Good food has three basic factors that are in harmony: taste, flavour and texture. While it is easy to understand texture, people often confuse ‘taste’ with ‘flavour’. To put it very simply, taste is what your tongue conveys and flavour is what your nose tells you. Try this sometime: pinch your nose and have a mint. You will have no idea what you are eating, because you are not getting the ‘flavour’ of mint.
Now, there are seven different tastes that have been classified so far. Four of these are the more common ones which we can pick up very easily, two of the remaining three, are very difficult to explain, and one of them is an absolute revelation. Until recently, I too had no idea that this last one is a ‘taste’.
The four common ones are, sweet (like sugar), sour (like lemon), salty (well, like salt) and bitter (like coffee or cocoa). The uncommon two are ‘umami’ and ‘metallic’. ‘Umami’ is what you usually get from say, cheese or soy sauce. It’s that slight salty bitterness which is very evident in our ‘Indian Chinese’ food because we use MSG a lot here, which produces a strong umami taste. ‘Metallic’ is probably like biting a coin. It is difficult to explain or to pick these out, but my wife did point out a little truth about ‘metallic’ taste: water tastes different when you have it out of a metal container than a glass container. Do you think so, too?
And the final ‘taste’ is one, which until recently, was not even classified as taste! I am sure we have all experienced the ‘coolness’ when we pop a mint or the ‘hotness’ of jalapeño and pepper pods. Yes, this is a taste and it is called, ‘piquance’!
What’s in a flavour?
Moving on to ‘flavour’: this doesn’t really have any specific definition. Flavour is what actually makes food complex and builds on the taste via the nose. Indians love flavour in everything, and why not? After all, we are the spice capital of the world! Our regional and traditional food thrives on the balance of flavour. The Indian dish will comprise of one or two main ingredients, but there will be forty different spices to build the flavour. Maybe it is also true with western cooking, but their hero is that one ingredient whereas for us the proportion of ginger and cardamom, even in our afternoon tea, makes all the difference.

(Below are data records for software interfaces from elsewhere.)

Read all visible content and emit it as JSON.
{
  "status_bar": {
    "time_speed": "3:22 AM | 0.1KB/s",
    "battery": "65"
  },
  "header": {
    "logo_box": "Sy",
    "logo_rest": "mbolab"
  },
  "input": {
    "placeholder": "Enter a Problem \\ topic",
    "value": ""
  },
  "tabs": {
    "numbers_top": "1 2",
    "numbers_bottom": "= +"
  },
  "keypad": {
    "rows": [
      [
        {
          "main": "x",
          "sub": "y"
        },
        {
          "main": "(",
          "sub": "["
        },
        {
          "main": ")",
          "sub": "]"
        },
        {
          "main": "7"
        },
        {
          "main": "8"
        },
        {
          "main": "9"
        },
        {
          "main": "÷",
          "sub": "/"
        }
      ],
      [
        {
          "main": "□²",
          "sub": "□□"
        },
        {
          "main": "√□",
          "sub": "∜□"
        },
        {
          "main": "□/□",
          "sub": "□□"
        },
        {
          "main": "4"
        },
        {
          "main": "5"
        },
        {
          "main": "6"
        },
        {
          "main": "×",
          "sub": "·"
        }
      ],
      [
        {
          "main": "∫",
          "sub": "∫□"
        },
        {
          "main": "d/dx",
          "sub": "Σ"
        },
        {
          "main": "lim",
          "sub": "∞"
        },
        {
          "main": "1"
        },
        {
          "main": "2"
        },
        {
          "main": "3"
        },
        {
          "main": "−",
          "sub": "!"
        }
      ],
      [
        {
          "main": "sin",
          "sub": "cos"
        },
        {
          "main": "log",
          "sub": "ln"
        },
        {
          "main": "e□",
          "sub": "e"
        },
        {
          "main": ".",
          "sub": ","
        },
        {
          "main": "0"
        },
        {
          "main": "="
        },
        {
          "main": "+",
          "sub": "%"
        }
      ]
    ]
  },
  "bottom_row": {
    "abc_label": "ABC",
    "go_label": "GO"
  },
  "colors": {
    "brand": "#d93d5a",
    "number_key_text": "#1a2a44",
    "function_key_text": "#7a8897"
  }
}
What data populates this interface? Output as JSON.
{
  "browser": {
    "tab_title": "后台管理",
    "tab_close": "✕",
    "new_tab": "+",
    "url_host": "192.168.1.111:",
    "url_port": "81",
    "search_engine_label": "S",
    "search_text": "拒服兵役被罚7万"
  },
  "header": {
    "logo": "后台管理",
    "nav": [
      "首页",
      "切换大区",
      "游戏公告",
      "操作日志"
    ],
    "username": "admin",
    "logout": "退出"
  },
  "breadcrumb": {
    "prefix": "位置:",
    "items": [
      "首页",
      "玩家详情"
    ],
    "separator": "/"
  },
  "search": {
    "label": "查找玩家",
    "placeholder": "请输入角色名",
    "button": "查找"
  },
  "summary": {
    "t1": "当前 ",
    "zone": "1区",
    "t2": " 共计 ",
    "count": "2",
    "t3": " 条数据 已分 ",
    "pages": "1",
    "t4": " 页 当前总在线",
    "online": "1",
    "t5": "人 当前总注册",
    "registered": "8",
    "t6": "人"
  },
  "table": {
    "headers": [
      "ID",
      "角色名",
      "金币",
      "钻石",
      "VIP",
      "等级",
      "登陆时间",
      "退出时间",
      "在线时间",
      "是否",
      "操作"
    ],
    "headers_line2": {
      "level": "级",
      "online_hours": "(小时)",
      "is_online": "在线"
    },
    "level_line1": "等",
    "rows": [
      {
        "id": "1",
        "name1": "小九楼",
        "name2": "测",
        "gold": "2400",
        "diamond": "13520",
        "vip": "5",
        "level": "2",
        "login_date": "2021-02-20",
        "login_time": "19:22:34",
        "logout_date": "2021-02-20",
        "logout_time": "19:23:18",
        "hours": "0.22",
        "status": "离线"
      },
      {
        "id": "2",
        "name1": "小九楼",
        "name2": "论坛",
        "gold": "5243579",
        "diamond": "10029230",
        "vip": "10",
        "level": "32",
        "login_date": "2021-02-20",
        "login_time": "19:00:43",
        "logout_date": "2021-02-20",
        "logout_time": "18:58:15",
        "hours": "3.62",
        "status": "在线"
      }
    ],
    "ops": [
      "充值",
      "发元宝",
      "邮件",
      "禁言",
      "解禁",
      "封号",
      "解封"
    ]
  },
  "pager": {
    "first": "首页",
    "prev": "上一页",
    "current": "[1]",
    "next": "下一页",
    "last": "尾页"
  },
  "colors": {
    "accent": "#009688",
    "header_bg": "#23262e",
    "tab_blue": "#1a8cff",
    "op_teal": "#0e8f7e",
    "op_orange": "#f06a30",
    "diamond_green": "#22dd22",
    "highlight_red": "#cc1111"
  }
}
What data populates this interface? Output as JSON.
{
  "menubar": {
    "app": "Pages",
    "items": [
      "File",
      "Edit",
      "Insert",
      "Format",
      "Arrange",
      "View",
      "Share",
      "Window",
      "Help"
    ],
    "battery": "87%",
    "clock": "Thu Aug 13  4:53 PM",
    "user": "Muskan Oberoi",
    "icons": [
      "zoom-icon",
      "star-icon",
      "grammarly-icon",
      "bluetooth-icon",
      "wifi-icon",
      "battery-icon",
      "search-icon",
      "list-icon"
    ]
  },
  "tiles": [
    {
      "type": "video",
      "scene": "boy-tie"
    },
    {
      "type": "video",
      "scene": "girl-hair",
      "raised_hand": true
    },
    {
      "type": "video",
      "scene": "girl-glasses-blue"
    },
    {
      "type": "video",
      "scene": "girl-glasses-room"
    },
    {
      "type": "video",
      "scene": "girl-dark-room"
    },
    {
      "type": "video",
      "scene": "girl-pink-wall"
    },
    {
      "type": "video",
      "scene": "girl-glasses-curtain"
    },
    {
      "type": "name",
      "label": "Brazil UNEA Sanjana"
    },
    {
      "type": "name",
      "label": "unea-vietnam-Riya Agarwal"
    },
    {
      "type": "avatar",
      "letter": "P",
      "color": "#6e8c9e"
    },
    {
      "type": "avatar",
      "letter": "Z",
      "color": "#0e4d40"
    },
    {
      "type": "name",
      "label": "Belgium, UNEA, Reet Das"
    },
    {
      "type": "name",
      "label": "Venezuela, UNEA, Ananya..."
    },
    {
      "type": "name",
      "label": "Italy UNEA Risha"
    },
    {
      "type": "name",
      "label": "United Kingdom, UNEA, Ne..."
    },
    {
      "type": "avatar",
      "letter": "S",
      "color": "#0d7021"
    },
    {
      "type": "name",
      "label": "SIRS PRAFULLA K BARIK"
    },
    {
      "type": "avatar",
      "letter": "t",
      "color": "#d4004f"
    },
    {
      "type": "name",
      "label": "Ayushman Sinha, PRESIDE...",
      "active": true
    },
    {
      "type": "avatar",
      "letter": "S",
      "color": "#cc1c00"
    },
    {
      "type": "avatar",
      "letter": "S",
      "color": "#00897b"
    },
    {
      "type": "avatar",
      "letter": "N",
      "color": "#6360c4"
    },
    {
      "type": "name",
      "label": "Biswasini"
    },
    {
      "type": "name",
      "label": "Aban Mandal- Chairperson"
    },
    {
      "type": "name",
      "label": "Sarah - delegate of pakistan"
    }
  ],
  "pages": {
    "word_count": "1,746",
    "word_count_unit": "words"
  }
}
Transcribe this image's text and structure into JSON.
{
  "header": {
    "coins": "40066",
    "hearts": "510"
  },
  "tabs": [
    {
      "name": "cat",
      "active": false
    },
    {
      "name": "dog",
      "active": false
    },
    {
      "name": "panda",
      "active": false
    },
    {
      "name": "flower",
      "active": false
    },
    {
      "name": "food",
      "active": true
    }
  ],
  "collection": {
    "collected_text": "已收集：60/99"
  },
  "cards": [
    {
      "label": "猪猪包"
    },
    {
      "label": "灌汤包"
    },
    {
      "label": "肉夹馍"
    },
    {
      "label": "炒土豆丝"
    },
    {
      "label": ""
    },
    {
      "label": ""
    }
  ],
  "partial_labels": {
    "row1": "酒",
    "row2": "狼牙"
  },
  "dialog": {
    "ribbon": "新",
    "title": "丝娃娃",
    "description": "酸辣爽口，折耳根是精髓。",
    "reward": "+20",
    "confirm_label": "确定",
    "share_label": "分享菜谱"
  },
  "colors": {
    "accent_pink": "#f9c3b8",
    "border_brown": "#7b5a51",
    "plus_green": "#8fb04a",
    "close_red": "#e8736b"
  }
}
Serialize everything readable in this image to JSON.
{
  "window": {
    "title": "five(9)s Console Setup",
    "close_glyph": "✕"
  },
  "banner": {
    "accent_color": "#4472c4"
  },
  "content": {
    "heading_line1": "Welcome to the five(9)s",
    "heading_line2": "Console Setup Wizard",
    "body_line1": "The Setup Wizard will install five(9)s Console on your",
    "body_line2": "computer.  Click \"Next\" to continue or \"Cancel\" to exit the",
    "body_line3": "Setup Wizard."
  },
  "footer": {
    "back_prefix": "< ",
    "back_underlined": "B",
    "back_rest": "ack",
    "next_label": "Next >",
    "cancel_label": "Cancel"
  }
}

I thank all my office buddies who come from various parts of the country and bring their ghar ka khaana along. A simple bhindi ki sabzi from say, a Punjabi home, may have a strong mustardy robust taste and flavour, but when you taste that same bhindi from a south Indian home, you know it has changed completely, simply because of that extra pinch of asafoetida (heeng) as opposed to the mustard in it.
There’s also a little something called texture: this is where good food can become great and great food can become mind-blowing. It is something chefs should play with a lot more. Texture really helps in breaking monotony, like having toasted bread with your pasta or risotto; the fried noodles on top of the hot and sour soup; the biscuit with your evening chai and the papad with your sambar-rice are all instances of textural complexity in food. My favourite textural symphony is a great ramekin of Crème brûlée. Cracking that sugar and hitting a fluffy cloud of cream is musical.
So there you have it, a small insight on tasting food with a little more interest than just saying achcha hai. Looking for these elements can be fun and a little like a treasure hunt. It is for me. What about you?
Rakshit writes for broadcast media to earn his bread and butter but he is also a foodie, who loves to make a fat club sandwich of it.
(Picture courtesy images.sciencedaily.com)